Dr. Catherine Edwards at Virginia Mason Medical Center says you need to be on guard for the warning signs of heat stress.
"We're looking for symptoms that include thirst, light-headedness or dizziness, fatigue, nausea, headache or sometimes muscle cramps," she says. "If you notice these signs of early heat stress it's important to begin to cool off."
Dr. Edwards says when the temperature soars be sure to drink lots of water to stay well-hydrated. Drink even if you don't feel thirsty.
"We should also avoid strenuous activities especially at the hottest times of the day," she says. "And we should make sure everybody has access to an air conditioned area or at least a good fan."
Dr. Edwards reminds us that it's important to check on family and friends to make sure they're OK.

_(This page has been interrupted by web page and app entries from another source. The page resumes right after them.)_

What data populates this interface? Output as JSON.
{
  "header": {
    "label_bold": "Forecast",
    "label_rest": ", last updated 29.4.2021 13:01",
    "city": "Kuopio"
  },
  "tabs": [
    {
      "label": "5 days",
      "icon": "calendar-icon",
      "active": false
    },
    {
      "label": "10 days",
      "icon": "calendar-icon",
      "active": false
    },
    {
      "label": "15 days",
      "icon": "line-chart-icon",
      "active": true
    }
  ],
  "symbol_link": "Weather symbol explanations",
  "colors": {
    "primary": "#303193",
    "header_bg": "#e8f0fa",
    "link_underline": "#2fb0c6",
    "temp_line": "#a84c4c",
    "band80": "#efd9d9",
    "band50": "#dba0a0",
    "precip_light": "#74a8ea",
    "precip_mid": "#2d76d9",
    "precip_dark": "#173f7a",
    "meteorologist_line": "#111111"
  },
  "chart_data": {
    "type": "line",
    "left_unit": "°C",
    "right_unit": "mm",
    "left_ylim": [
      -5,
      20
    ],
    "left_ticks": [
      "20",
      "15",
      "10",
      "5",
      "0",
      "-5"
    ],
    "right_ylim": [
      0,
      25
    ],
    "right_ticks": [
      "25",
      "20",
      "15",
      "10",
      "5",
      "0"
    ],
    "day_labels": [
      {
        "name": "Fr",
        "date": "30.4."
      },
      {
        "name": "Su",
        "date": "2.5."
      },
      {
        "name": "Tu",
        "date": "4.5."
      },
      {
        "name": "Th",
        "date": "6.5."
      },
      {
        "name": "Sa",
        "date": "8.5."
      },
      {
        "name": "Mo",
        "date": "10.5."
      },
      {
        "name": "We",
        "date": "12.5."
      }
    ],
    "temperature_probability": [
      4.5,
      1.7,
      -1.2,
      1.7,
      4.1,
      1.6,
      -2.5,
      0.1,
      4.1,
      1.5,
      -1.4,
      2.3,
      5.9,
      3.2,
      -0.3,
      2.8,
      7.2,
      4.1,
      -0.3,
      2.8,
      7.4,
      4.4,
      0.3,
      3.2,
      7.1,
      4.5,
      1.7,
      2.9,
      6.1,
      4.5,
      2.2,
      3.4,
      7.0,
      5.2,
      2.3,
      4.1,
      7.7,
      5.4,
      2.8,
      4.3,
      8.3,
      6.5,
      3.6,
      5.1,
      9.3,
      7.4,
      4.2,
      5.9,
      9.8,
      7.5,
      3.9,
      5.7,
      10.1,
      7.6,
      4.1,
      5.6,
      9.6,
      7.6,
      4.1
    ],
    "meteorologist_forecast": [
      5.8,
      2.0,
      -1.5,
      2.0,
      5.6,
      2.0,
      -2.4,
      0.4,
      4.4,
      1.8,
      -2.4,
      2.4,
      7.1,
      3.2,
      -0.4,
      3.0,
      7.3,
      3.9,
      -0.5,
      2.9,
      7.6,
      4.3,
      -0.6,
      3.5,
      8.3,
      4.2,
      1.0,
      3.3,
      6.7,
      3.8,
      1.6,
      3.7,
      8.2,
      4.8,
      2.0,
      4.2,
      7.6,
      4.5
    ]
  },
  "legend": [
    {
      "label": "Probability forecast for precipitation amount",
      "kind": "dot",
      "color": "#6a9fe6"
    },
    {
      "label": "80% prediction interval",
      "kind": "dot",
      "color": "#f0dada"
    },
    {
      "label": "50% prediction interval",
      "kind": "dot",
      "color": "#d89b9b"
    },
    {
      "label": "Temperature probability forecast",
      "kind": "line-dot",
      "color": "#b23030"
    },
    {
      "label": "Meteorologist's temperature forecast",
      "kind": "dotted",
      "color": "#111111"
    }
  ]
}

If it's gets too hot inside the house and they don't have an air conditioner, you should take them someplace cool, like a shopping mall.
CDC: Heat Stress in the Elderly
MedlinePlus: Heat Stress